Hermen Overkleeft - Interview

A new institute, new research challenges, new partnerships and new discoveries lying ahead: it all calls for a newsletter. The ICI Bulletin will be published twice a year and will focus on the people behind the science. Each issue will feature a number of regular items, including an interview with two PhD students on their joint project, a column by a scientist who may or may be not affiliated to ICI, a portrait of a partner organisation and an opening interview with a leading researcher from the chemical immunology field. In this first issue of the ICI Bulletin, Hermen Overkleeft, professor of Bio-organic Synthesis at Leiden University and principal investigator within ICI, kicks off. 

Hermen Overkleeft is one the initiators and driving forces behind ICI. He goes more deeply into proteasome inhibitors, creating crossovers and the joy of designing a molecule.

Your research field is bio-organic synthesis. What made you take the leap to immunology?

“To me, it is not a leap. I am interested in finding chemical solutions to biological problems, which also includes questions related to the immune system. In my lab, we have been working on the chemistry of the immune system for a long time. When the Gravitation Programme was announced, I wanted to submit a proposal related to chemical biology. Sjaak Neefjes (who I already knew) was thinking about submitting an immunology proposal, and combining the two seemed a logical step; immunology covers almost all aspects of molecular and cell biology and the chemistry involved is very broad. Moreover, we have a number of internationally renowned immunology research groups in the Netherlands. Together, Sjaak and I started building a consortium, which developed into the Institute for Chemical Immunology.”

The core team consists of six scientists. Who does what?

“Carl Figdor and Ton Schumacher are the ‘real’ immunologists, but both also have a strong link to chemistry in their research. Piet Gros is the expert on structural chemistry, Albert Heck takes care of the analytical chemistry part, I am the organic chemist in the team and Sjaak actually knows his way around all these fields. Although we all have different backgrounds, we share an interest in translating immunological phenomena into chemical structures and vice versa.”

Looking at these immunological phenomena as an organic chemist, what will be your research focus within the ICI?

“One of the topics we are working on concerns proteasome inhibitors. There are two types of proteasomes, which both degrade proteins into smaller peptides. The constitutive proteasome acts primarily as a garbage disposal unit. The immunoproteasome plays a role in class I antigen presentation; it degrades proteins present on viruses and presents the peptides to the major histocompatibility complex (MHC). The combined proteasome has six different binding activities and my goal is to create highly specific chemical knock-outs for each separate activity. By silencing one activity, we can get a detailed view of what happens to the peptides that normally would be presented as epitopes by this particular part of the proteasome. Where do these peptides go now? Such studies are very relevant to increase our understanding of auto-immune diseases. We will also use this approach to learn more about the role of post-translational modification (PTM) in peptides. Does that influence the actions of the proteasome? Are PTMs linked to auto-immune diseases? We have almost completed our toolbox of proteasome inhibitors. These will be used by Albert Heck’s group to perform mass spectrometry experiments using their collection of MHC class I epitopes. Hopefully this will reveal exactly which oligopeptides end up on the antigen-presenting cells.”

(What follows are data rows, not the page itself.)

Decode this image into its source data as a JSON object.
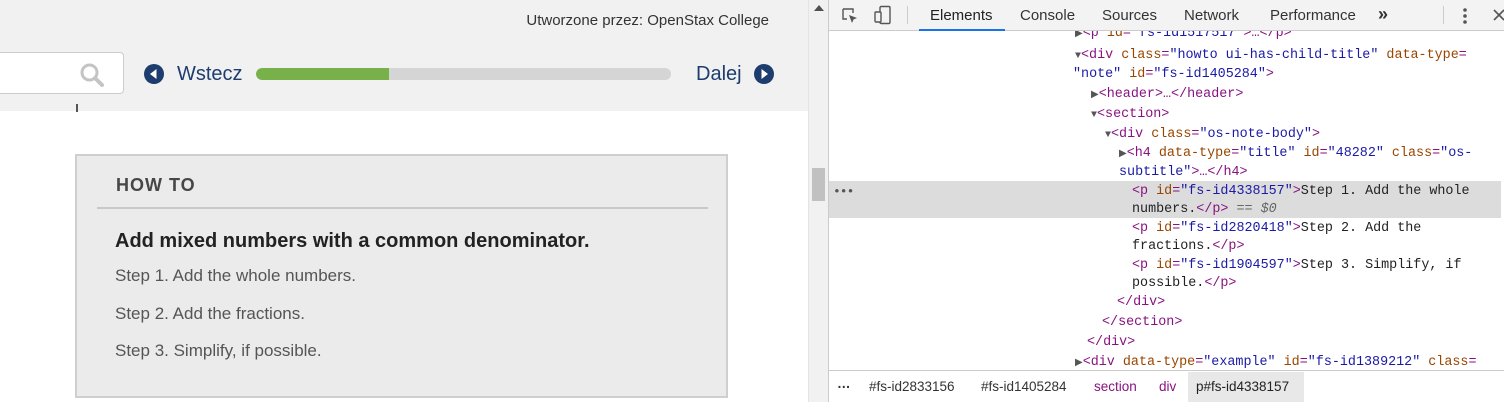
{
  "page": {
    "author_line": "Utworzone przez: OpenStax College",
    "prev_label": "Wstecz",
    "next_label": "Dalej",
    "progress_fraction": 0.32,
    "howto": {
      "header": "HOW TO",
      "title": "Add mixed numbers with a common denominator.",
      "steps": [
        "Step 1. Add the whole numbers.",
        "Step 2. Add the fractions.",
        "Step 3. Simplify, if possible."
      ]
    }
  },
  "devtools": {
    "tabs": [
      "Elements",
      "Console",
      "Sources",
      "Network",
      "Performance"
    ],
    "active_tab": "Elements",
    "more_tabs": "»",
    "selected_marker": "== $0",
    "dom_lines": [
      {
        "tag_open": "<p ",
        "attr": "id",
        "eq": "=",
        "val": "\"fs-id1517517\"",
        "rest": ">…</p>"
      },
      {
        "tag_open": "<div ",
        "attr": "class",
        "eq": "=",
        "val": "\"howto ui-has-child-title\"",
        "attr2": " data-type",
        "eq2": "="
      },
      {
        "val": "\"note\"",
        "attr": " id",
        "eq": "=",
        "val2": "\"fs-id1405284\"",
        "rest": ">"
      },
      {
        "tag_open": "<header>",
        "rest": "…</header>"
      },
      {
        "tag_open": "<section>"
      },
      {
        "tag_open": "<div ",
        "attr": "class",
        "eq": "=",
        "val": "\"os-note-body\"",
        "rest": ">"
      },
      {
        "tag_open": "<h4 ",
        "attr": "data-type",
        "eq": "=",
        "val": "\"title\"",
        "attr2": " id",
        "eq2": "=",
        "val2": "\"48282\"",
        "attr3": " class",
        "eq3": "=",
        "val3": "\"os-"
      },
      {
        "val": "subtitle\"",
        "rest": ">…</h4>"
      },
      {
        "tag_open": "<p ",
        "attr": "id",
        "eq": "=",
        "val": "\"fs-id4338157\"",
        "rest": ">",
        "text": "Step 1. Add the whole"
      },
      {
        "text": "numbers.",
        "rest": "</p>"
      },
      {
        "tag_open": "<p ",
        "attr": "id",
        "eq": "=",
        "val": "\"fs-id2820418\"",
        "rest": ">",
        "text": "Step 2. Add the"
      },
      {
        "text": "fractions.",
        "rest": "</p>"
      },
      {
        "tag_open": "<p ",
        "attr": "id",
        "eq": "=",
        "val": "\"fs-id1904597\"",
        "rest": ">",
        "text": "Step 3. Simplify, if"
      },
      {
        "text": "possible.",
        "rest": "</p>"
      },
      {
        "tag_open": "</div>"
      },
      {
        "tag_open": "</section>"
      },
      {
        "tag_open": "</div>"
      },
      {
        "tag_open": "<div ",
        "attr": "data-type",
        "eq": "=",
        "val": "\"example\"",
        "attr2": " id",
        "eq2": "=",
        "val2": "\"fs-id1389212\"",
        "attr3": " class",
        "eq3": "="
      }
    ],
    "breadcrumbs": [
      "…",
      "#fs-id2833156",
      "#fs-id1405284",
      "section",
      "div",
      "p#fs-id4338157"
    ]
  },
  "colors": {
    "accent": "#1d3d6e",
    "progress": "#78b04a",
    "devtools_active": "#1a73e8"
  }
}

What led you to this topic? What bigger questions do you want to answer?

“I don’t have big, abstract questions and to be honest, I don’t believe such questions make any sense. That is far too much of a reductionist approach to science.

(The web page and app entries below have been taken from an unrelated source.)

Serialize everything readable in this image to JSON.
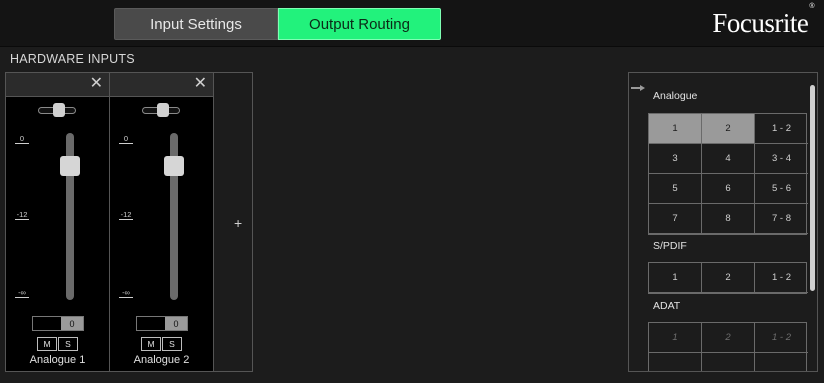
{
  "tabs": [
    {
      "label": "Input Settings"
    },
    {
      "label": "Output Routing"
    }
  ],
  "logo": {
    "text": "Focusrite",
    "mark": "®"
  },
  "hardware_inputs": {
    "title": "HARDWARE INPUTS",
    "close_glyph": "✕",
    "add_glyph": "+",
    "scale": [
      "0",
      "-12",
      "-∞"
    ],
    "strips": [
      {
        "name": "Analogue 1",
        "gain_value": "0",
        "mute": "M",
        "solo": "S"
      },
      {
        "name": "Analogue 2",
        "gain_value": "0",
        "mute": "M",
        "solo": "S"
      }
    ]
  },
  "routing": {
    "groups": [
      {
        "label": "Analogue",
        "rows": [
          [
            "1",
            "2",
            "1 - 2"
          ],
          [
            "3",
            "4",
            "3 - 4"
          ],
          [
            "5",
            "6",
            "5 - 6"
          ],
          [
            "7",
            "8",
            "7 - 8"
          ]
        ]
      },
      {
        "label": "S/PDIF",
        "rows": [
          [
            "1",
            "2",
            "1 - 2"
          ]
        ]
      },
      {
        "label": "ADAT",
        "rows": [
          [
            "1",
            "2",
            "1 - 2"
          ]
        ]
      }
    ]
  }
}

Fair enough, but then why did you decide to work on chemical biology? Being an organic chemist by training, you could have chosen a variety of chemical specialisations.

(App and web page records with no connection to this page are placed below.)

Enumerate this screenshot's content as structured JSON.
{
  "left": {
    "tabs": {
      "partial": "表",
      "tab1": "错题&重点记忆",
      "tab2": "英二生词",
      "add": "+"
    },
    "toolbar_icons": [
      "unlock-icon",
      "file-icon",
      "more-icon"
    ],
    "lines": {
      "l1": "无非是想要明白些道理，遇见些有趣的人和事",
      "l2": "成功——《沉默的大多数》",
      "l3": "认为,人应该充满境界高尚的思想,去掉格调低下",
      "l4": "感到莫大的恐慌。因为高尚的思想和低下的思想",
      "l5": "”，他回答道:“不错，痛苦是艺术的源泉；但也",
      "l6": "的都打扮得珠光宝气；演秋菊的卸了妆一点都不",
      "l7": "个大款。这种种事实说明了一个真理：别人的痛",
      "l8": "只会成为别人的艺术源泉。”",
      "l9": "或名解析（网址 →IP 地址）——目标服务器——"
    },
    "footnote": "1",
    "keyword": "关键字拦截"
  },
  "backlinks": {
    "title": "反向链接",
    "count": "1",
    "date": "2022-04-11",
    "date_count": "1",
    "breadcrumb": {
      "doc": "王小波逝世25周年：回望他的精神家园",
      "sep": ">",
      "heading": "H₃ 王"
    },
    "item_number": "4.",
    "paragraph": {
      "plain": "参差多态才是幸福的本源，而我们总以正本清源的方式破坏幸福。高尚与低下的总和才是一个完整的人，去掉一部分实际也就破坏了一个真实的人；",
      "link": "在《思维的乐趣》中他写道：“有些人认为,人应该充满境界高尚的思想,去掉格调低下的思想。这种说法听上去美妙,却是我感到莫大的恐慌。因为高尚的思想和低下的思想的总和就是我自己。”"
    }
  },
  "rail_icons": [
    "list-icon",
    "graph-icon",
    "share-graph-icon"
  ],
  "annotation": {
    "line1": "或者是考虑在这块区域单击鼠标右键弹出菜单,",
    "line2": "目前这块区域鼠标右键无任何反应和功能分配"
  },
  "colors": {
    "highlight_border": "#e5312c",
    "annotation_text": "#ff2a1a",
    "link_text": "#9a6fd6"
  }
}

“This may sound like an easy answer, but I got into it by chance. You can find beauty in nature on many levels and during my studies, my supervisor taught me to see the beauty of nature on the molecular level. I was intrigued by how you can use chemistry to impact biological processes and by the fact that sometimes the chemical approach turns out to be much simpler than nature’s solution. Examining a process from a chemical perspective can really teach you a lot about what is actually happening. Besides that, I still very much enjoy designing and creating a molecule with a specific functionality. That is in essence what we do: designing molecules that can perform certain tasks.”

The ICI covers such a broad range of scientific disciplines, how do you find enough common ground?

“Organising the PhD projects as joint operations in which a student with a chemistry background collaborates with another who’s worked on immunology is a deliberate choice to stimulate cohesion and interaction. We also organise meetings along different research lines, for example bringing together everyone who works on bioconjugates or all researchers working on rheumatoid arthritis. This leads to crossovers, as all the participants fit into at least two subgroups. This way we create many opportunities for scientists to meet each other in different settings and with different areas in common. That will surely help to get a dynamic and tight-knit community off the ground.”

This interview was first published in ICI bulletin 1, in October 2015.